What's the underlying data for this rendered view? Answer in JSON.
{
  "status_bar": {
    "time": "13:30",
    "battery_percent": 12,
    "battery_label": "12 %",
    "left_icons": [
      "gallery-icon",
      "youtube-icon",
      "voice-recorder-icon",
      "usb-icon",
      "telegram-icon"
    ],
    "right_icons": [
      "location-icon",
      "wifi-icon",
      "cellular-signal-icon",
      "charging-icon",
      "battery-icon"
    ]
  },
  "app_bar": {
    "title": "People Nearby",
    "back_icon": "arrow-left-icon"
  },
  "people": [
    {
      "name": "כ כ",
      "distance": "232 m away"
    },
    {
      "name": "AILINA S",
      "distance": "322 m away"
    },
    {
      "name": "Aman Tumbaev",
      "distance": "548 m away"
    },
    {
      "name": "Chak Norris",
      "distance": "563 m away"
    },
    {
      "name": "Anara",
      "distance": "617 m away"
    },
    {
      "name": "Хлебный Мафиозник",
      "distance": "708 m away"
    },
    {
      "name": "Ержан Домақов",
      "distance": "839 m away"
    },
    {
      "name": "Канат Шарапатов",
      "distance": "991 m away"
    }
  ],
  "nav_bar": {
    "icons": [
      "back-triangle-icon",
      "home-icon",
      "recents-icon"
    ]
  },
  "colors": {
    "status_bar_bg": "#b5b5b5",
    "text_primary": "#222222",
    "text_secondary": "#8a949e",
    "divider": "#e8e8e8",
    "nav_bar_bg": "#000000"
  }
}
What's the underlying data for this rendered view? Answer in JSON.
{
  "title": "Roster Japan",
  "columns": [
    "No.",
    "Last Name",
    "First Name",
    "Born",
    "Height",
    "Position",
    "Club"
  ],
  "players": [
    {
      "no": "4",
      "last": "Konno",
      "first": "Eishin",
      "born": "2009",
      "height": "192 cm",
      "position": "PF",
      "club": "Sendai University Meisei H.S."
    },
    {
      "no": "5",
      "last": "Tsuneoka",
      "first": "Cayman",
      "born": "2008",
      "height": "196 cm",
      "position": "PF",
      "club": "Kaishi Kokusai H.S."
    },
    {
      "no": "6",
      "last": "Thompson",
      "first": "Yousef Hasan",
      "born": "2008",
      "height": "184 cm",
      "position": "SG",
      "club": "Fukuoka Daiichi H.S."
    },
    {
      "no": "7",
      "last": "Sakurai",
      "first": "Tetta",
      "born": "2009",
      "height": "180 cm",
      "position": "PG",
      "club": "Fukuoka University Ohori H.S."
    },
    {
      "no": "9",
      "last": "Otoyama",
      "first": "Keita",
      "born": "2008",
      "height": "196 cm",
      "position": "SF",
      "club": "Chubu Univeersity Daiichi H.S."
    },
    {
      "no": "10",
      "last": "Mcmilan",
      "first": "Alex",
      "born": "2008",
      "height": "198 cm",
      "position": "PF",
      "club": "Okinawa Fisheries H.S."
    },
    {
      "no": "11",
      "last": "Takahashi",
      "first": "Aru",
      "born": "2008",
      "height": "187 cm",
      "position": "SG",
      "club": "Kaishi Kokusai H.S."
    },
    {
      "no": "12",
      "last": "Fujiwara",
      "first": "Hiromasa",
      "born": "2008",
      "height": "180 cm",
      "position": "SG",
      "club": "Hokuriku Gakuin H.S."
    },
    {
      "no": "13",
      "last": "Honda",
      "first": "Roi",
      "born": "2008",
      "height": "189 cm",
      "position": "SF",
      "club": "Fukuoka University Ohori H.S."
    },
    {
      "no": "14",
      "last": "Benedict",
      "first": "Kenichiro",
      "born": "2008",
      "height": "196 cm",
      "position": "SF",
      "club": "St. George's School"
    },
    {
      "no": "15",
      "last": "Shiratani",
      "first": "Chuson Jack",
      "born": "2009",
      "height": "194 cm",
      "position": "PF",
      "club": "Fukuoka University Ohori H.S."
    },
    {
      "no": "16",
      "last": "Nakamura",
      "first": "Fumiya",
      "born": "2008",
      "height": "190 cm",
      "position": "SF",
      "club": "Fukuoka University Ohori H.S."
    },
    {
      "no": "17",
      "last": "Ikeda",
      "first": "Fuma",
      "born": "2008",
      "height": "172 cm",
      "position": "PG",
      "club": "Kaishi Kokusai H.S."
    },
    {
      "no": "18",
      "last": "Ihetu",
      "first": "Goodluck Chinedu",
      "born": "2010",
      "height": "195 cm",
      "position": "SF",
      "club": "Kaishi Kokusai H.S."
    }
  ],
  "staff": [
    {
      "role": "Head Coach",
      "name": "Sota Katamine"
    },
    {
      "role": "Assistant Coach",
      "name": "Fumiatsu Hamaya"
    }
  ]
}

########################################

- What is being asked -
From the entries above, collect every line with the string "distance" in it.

- Answer -
      "distance": "232 m away"
      "distance": "322 m away"
      "distance": "548 m away"
      "distance": "563 m away"
      "distance": "617 m away"
      "distance": "708 m away"
      "distance": "839 m away"
      "distance": "991 m away"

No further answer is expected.